## Records for this task

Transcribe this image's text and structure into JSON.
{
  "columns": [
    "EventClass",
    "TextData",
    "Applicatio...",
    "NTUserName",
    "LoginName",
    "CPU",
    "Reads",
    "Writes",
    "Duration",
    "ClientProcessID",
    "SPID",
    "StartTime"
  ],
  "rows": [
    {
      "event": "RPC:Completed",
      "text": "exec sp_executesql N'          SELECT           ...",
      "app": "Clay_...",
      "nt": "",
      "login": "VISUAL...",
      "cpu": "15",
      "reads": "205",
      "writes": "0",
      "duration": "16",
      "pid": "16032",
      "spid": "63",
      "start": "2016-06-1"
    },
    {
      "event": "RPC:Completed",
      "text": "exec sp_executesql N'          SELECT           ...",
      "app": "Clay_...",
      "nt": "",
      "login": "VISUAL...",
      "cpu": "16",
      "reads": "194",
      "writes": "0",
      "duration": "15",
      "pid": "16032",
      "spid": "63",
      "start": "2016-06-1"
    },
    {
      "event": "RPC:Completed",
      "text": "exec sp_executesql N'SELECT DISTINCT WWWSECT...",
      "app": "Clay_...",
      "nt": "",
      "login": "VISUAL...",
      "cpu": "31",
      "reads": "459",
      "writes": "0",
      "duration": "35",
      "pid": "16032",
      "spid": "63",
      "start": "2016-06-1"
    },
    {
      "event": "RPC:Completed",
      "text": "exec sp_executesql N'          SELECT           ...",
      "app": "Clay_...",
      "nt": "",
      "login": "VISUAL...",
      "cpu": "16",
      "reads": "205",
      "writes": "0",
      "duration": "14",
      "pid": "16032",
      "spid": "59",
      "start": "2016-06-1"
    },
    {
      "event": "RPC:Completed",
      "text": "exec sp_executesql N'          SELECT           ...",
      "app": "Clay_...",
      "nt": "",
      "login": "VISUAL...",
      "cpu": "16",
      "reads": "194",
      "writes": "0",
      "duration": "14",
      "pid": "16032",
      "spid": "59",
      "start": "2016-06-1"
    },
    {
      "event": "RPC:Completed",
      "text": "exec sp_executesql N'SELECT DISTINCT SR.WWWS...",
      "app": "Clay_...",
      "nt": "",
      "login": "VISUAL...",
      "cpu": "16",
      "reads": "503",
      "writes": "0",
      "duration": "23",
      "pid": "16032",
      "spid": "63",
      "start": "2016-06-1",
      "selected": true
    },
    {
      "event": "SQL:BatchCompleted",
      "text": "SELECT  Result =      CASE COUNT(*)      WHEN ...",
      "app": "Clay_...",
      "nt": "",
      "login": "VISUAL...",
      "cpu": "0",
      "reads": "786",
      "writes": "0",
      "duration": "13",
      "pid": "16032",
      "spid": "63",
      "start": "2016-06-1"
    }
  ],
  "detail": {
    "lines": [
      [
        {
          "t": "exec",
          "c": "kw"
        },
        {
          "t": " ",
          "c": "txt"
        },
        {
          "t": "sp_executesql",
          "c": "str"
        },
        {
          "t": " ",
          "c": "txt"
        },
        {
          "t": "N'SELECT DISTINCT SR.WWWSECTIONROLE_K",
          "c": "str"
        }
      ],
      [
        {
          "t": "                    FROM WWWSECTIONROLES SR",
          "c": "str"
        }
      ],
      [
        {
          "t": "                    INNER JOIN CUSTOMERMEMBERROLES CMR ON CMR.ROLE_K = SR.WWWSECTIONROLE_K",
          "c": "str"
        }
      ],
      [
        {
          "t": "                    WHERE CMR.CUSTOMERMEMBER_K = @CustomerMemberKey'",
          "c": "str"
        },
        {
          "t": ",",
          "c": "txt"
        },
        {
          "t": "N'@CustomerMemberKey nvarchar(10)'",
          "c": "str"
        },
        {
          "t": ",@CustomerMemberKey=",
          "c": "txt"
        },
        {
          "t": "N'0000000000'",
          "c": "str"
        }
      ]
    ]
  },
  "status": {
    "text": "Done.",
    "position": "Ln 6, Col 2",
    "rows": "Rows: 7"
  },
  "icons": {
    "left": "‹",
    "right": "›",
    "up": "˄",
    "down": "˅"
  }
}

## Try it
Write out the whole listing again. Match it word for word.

## Result of the exercise
Transcribe this image's text and structure into JSON.
{
  "columns": [
    "EventClass",
    "TextData",
    "Applicatio...",
    "NTUserName",
    "LoginName",
    "CPU",
    "Reads",
    "Writes",
    "Duration",
    "ClientProcessID",
    "SPID",
    "StartTime"
  ],
  "rows": [
    {
      "event": "RPC:Completed",
      "text": "exec sp_executesql N'          SELECT           ...",
      "app": "Clay_...",
      "nt": "",
      "login": "VISUAL...",
      "cpu": "15",
      "reads": "205",
      "writes": "0",
      "duration": "16",
      "pid": "16032",
      "spid": "63",
      "start": "2016-06-1"
    },
    {
      "event": "RPC:Completed",
      "text": "exec sp_executesql N'          SELECT           ...",
      "app": "Clay_...",
      "nt": "",
      "login": "VISUAL...",
      "cpu": "16",
      "reads": "194",
      "writes": "0",
      "duration": "15",
      "pid": "16032",
      "spid": "63",
      "start": "2016-06-1"
    },
    {
      "event": "RPC:Completed",
      "text": "exec sp_executesql N'SELECT DISTINCT WWWSECT...",
      "app": "Clay_...",
      "nt": "",
      "login": "VISUAL...",
      "cpu": "31",
      "reads": "459",
      "writes": "0",
      "duration": "35",
      "pid": "16032",
      "spid": "63",
      "start": "2016-06-1"
    },
    {
      "event": "RPC:Completed",
      "text": "exec sp_executesql N'          SELECT           ...",
      "app": "Clay_...",
      "nt": "",
      "login": "VISUAL...",
      "cpu": "16",
      "reads": "205",
      "writes": "0",
      "duration": "14",
      "pid": "16032",
      "spid": "59",
      "start": "2016-06-1"
    },
    {
      "event": "RPC:Completed",
      "text": "exec sp_executesql N'          SELECT           ...",
      "app": "Clay_...",
      "nt": "",
      "login": "VISUAL...",
      "cpu": "16",
      "reads": "194",
      "writes": "0",
      "duration": "14",
      "pid": "16032",
      "spid": "59",
      "start": "2016-06-1"
    },
    {
      "event": "RPC:Completed",
      "text": "exec sp_executesql N'SELECT DISTINCT SR.WWWS...",
      "app": "Clay_...",
      "nt": "",
      "login": "VISUAL...",
      "cpu": "16",
      "reads": "503",
      "writes": "0",
      "duration": "23",
      "pid": "16032",
      "spid": "63",
      "start": "2016-06-1",
      "selected": true
    },
    {
      "event": "SQL:BatchCompleted",
      "text": "SELECT  Result =      CASE COUNT(*)      WHEN ...",
      "app": "Clay_...",
      "nt": "",
      "login": "VISUAL...",
      "cpu": "0",
      "reads": "786",
      "writes": "0",
      "duration": "13",
      "pid": "16032",
      "spid": "63",
      "start": "2016-06-1"
    }
  ],
  "detail": {
    "lines": [
      [
        {
          "t": "exec",
          "c": "kw"
        },
        {
          "t": " ",
          "c": "txt"
        },
        {
          "t": "sp_executesql",
          "c": "str"
        },
        {
          "t": " ",
          "c": "txt"
        },
        {
          "t": "N'SELECT DISTINCT SR.WWWSECTIONROLE_K",
          "c": "str"
        }
      ],
      [
        {
          "t": "                    FROM WWWSECTIONROLES SR",
          "c": "str"
        }
      ],
      [
        {
          "t": "                    INNER JOIN CUSTOMERMEMBERROLES CMR ON CMR.ROLE_K = SR.WWWSECTIONROLE_K",
          "c": "str"
        }
      ],
      [
        {
          "t": "                    WHERE CMR.CUSTOMERMEMBER_K = @CustomerMemberKey'",
          "c": "str"
        },
        {
          "t": ",",
          "c": "txt"
        },
        {
          "t": "N'@CustomerMemberKey nvarchar(10)'",
          "c": "str"
        },
        {
          "t": ",@CustomerMemberKey=",
          "c": "txt"
        },
        {
          "t": "N'0000000000'",
          "c": "str"
        }
      ]
    ]
  },
  "status": {
    "text": "Done.",
    "position": "Ln 6, Col 2",
    "rows": "Rows: 7"
  },
  "icons": {
    "left": "‹",
    "right": "›",
    "up": "˄",
    "down": "˅"
  }
}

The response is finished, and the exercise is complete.